There are around 90 students in the Hawaiian-immersion programs at the three schools.
He’d like to see the bus scheduled so that students can be picked up at their home public schools and transported to Kapa‘a, and is also hopeful that those immersion students who catch the bus back to their home schools after school will be able to enroll in the after-school programs at their home schools.
“We’re really excited,” and scrambling to work to see if the funds can be released in time for the bus system to be in place by the time the 2006-07 school year begins in late July, said Rapozo, a retired Kaua‘i Police Department and state Department of Land and Natural Resources Division of Conservation and Resources Enforcement officer.
The state budget is effective July 1.
The transportation system is the first step in what might be many future moves for the public-school immersion program, where students are taught primarily in the Hawaiian language.
“We’re a legitimate school.

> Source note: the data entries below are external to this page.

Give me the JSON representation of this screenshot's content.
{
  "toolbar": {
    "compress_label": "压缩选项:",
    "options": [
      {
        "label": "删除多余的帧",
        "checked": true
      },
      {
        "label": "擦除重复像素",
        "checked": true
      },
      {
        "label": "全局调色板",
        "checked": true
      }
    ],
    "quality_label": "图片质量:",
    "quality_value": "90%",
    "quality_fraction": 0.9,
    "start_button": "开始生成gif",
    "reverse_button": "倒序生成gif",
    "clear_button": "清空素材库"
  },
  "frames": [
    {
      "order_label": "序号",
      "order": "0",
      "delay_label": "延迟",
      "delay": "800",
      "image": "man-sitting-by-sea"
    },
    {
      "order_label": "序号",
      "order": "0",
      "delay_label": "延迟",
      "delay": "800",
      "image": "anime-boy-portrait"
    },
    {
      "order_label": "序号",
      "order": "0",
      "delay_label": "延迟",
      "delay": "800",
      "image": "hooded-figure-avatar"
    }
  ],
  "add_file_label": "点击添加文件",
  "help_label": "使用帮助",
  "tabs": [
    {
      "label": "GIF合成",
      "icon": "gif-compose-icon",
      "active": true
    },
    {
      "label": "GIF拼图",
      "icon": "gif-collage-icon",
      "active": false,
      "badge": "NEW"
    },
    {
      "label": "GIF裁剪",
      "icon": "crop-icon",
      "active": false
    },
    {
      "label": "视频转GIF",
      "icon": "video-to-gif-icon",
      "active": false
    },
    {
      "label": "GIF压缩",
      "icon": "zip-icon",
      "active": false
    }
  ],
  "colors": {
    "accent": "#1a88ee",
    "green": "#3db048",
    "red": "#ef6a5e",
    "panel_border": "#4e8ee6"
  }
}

The kids love their language,” said Rapozo, president of the parent-support group of Ke Kula Kaiapuni o Kapa‘a.
Rapozo said they are working on a plan to bring the Kapa‘a Middle School immersion students down to Kapa‘a Elementary School, as a teacher shortage has been hampering the program at the middle-school level.
Further, there is movement afoot to totally relocate the public school immersion program to a new site near Kaua‘i Community College and the ‘Aha Punana Leo Hawaiian-immersion preschool.
“Transportation is the issue,” said state Sen. Gary Hooser, D-Kaua‘i-Ni‘ihau.
Those in the ‘Aha Punana Leo Hawaiian-immersion preschool in Puhi who want to continue in Hawaiian-immersion programs in public school don’t always have ways to get to the Kapa‘a campus if they live outside that district, Hooser said.
State Rep. Bertha Kawakami, D-West Kaua‘i-Ni‘ihau, vice chair of the House Finance Committee, was instrumental in getting the funding placed in the state budget bill, Hooser said.
For years, lack of bus transportation has been a deterrent for most out-of-district families wanting to enroll their keiki in the Kapa‘a-based Hawaiian-immersion program, said Alohilani Rogers, one of the teachers.
For over a decade, several ‘Aha Punana Leo Hawaiian immersion preschool graduates (ages 3 to 5) who become fluent in the Hawaiian language at the preschool level did not continue to enroll in the Ke Kula Kaiapuni o Kapa‘a Hawaiian-immersion program due to lack of transportation, she said.
With the success of passing of this appropriation, enrollment is expected to increase significantly, and the strength and support needed to survive will continue for the future of the Hawaiian language and culture, Rogers said.
Opened in the fall of 1989, the state Department of Education’s Ke Kula Kaiapuni Hawaiian-immersion program is located at the three Kapa‘a public schools.
Kula Kaiapuni’s Hawaiian-immersion program treats the indigenous language as primary and dominant in the school setting, Rogers explained.
English is introduced as part of the curriculum beginning in grade five, to ensure bilingual ability at the high-school level, said Rogers.
Rapozo said his younger children are already bilingual in English and Hawaiian.
The Hawaiian-immersion program at Ke Kula Kaiapuni strives to provide a quality education based on knowledge of the Hawaiian language and culture as the foundation upon which individuals become responsible, sensitive and productive adults who contribute significantly to all levels of Hawai‘i’s community, Rogers said.
All families on the island are eligible to attend Ke Kula Kaiapuni o Kapa‘a.
For enrollment and other information about Ke Kula Kaiapuni o Kapa‘a, contact Rogers, 635-4839.
• Paul C. Curtis, associate editor, may be reached at 245-3681 (ext. 224) or firstname.lastname@example.org.